Provided material =
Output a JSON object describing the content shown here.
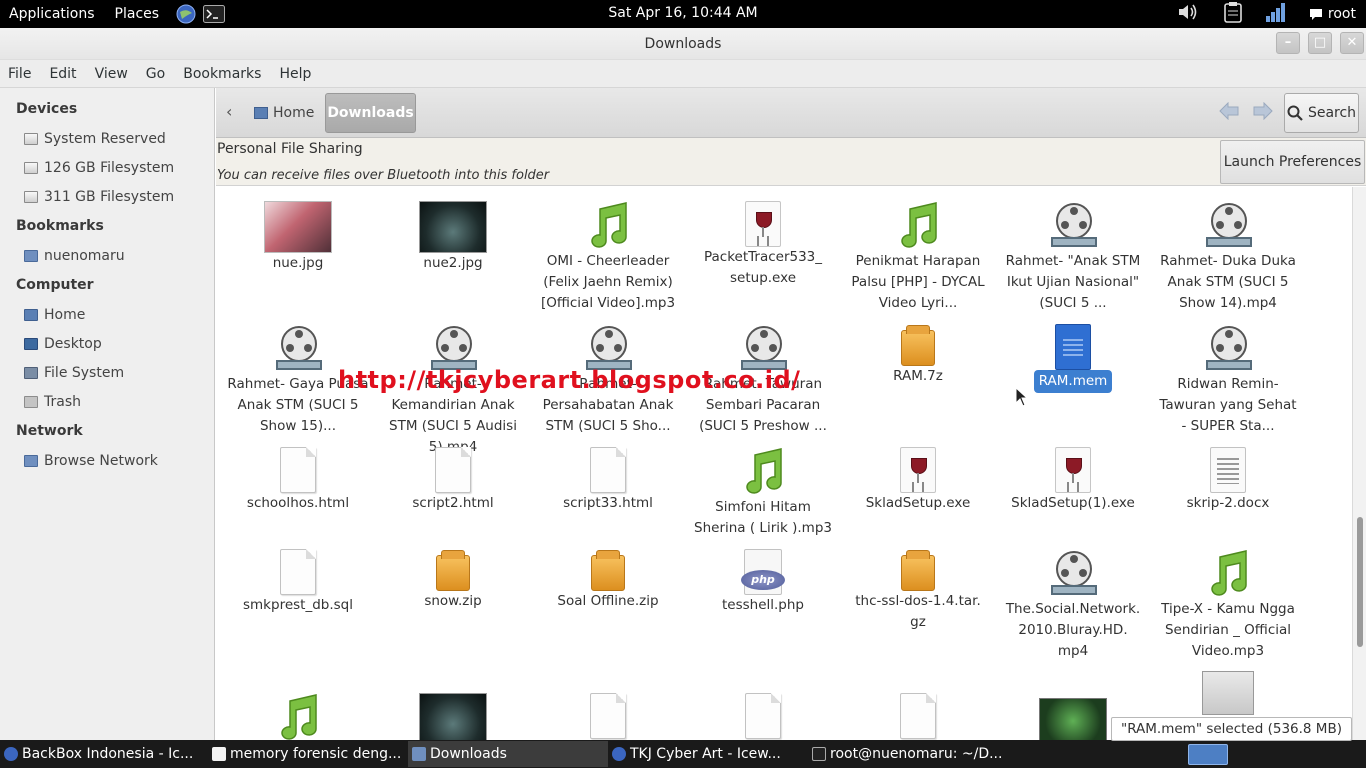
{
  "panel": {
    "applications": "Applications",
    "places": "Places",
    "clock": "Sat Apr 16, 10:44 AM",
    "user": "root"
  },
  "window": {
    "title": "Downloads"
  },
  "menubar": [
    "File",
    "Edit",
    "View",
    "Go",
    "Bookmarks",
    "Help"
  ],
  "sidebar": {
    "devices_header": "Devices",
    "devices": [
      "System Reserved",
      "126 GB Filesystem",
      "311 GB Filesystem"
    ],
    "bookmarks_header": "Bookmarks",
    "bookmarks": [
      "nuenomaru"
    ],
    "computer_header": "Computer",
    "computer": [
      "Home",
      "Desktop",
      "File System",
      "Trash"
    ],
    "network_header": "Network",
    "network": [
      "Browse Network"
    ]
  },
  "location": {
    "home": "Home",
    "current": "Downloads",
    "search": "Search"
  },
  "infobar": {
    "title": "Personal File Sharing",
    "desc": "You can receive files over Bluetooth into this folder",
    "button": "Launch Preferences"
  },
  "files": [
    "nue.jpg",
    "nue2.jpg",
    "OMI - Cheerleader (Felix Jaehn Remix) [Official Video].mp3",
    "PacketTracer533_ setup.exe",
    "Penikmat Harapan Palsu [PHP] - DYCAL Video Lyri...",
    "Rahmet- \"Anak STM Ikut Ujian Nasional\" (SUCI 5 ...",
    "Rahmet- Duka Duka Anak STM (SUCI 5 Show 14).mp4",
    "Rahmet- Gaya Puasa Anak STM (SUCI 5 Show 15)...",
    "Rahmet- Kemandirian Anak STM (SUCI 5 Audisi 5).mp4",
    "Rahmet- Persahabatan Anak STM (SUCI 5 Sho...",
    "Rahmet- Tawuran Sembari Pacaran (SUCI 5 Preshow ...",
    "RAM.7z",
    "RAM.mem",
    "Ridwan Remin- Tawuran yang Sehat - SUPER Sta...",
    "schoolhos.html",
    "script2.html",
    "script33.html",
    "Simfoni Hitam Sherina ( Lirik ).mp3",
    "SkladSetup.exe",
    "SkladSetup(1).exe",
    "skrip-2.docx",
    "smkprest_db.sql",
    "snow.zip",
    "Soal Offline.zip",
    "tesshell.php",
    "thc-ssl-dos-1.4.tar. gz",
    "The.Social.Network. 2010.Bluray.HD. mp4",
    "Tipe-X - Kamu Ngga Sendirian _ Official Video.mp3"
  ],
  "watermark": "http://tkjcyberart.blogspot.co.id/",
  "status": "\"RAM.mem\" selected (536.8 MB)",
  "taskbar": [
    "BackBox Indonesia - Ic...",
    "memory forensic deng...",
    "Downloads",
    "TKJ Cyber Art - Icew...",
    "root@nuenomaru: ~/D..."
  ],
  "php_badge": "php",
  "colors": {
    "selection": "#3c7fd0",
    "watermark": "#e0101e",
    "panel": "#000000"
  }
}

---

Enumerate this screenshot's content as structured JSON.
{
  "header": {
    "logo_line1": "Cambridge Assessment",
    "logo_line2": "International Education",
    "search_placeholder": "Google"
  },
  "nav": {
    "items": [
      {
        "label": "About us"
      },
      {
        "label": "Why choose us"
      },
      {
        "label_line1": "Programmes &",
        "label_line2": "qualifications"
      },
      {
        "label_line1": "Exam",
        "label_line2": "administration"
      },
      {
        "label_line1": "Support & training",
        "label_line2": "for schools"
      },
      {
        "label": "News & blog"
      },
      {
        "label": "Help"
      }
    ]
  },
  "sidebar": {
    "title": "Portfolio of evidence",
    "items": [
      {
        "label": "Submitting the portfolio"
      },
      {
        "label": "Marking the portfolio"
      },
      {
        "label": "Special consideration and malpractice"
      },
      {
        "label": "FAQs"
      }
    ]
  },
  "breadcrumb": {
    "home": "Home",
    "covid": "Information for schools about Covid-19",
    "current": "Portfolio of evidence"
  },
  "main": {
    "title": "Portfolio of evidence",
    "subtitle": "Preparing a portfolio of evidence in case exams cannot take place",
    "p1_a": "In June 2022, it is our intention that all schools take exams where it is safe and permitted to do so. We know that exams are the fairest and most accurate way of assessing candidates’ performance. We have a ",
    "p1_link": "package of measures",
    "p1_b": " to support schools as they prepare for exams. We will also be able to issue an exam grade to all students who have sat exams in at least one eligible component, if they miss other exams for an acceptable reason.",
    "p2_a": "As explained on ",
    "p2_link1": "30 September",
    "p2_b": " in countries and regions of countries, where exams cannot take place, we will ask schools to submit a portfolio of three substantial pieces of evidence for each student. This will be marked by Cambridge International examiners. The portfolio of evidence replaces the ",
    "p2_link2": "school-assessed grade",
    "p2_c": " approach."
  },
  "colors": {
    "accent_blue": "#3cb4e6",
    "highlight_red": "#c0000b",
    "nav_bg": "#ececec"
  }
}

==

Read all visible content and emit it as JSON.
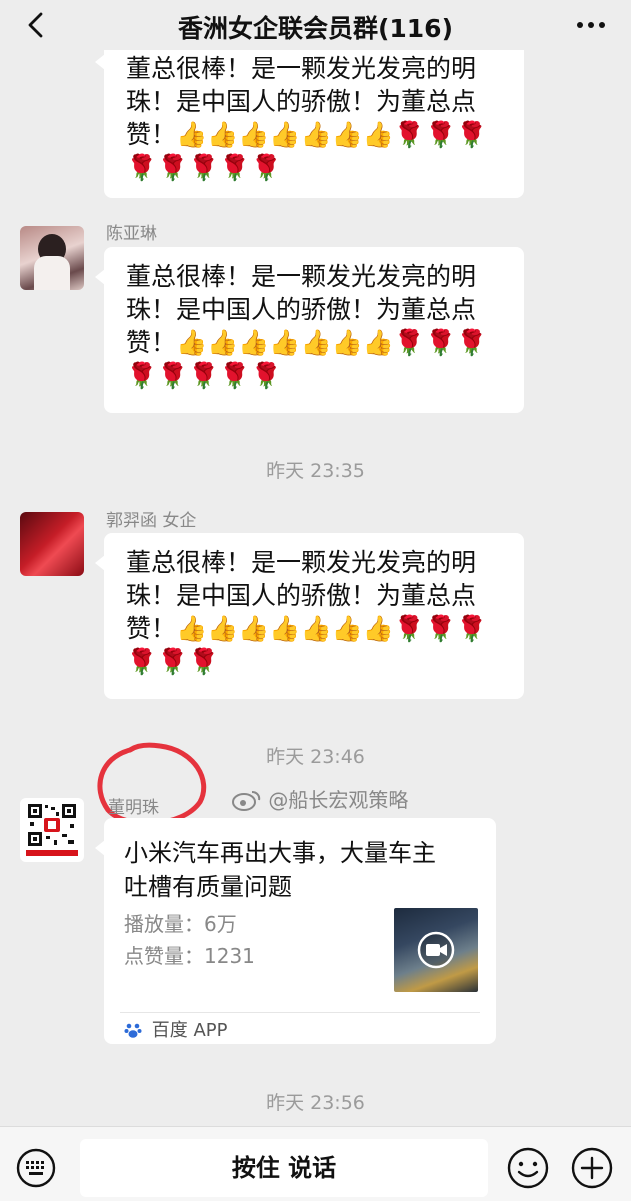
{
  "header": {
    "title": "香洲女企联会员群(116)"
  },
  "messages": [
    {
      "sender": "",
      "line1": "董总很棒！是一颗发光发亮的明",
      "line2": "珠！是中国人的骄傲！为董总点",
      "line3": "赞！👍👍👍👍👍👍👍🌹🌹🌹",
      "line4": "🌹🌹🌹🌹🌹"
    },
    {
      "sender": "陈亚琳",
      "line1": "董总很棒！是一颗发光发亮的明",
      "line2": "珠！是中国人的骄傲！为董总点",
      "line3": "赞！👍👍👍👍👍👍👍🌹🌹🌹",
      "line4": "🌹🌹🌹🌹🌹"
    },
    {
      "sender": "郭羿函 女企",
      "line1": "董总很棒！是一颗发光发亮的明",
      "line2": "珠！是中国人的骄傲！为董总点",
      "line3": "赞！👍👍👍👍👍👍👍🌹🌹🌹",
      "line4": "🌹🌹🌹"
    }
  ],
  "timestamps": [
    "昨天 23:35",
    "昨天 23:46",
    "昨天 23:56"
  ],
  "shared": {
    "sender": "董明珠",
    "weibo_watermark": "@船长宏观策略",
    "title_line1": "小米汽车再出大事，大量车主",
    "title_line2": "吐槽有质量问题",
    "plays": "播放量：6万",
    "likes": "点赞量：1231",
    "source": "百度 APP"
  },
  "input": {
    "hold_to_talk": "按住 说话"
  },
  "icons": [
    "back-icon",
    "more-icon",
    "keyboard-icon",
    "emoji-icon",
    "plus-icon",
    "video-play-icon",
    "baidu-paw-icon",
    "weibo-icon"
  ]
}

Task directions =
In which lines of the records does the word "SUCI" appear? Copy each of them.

Task output =
    "Rahmet- \"Anak STM Ikut Ujian Nasional\" (SUCI 5 ...",
    "Rahmet- Duka Duka Anak STM (SUCI 5 Show 14).mp4",
    "Rahmet- Gaya Puasa Anak STM (SUCI 5 Show 15)...",
    "Rahmet- Kemandirian Anak STM (SUCI 5 Audisi 5).mp4",
    "Rahmet- Persahabatan Anak STM (SUCI 5 Sho...",
    "Rahmet- Tawuran Sembari Pacaran (SUCI 5 Preshow ...",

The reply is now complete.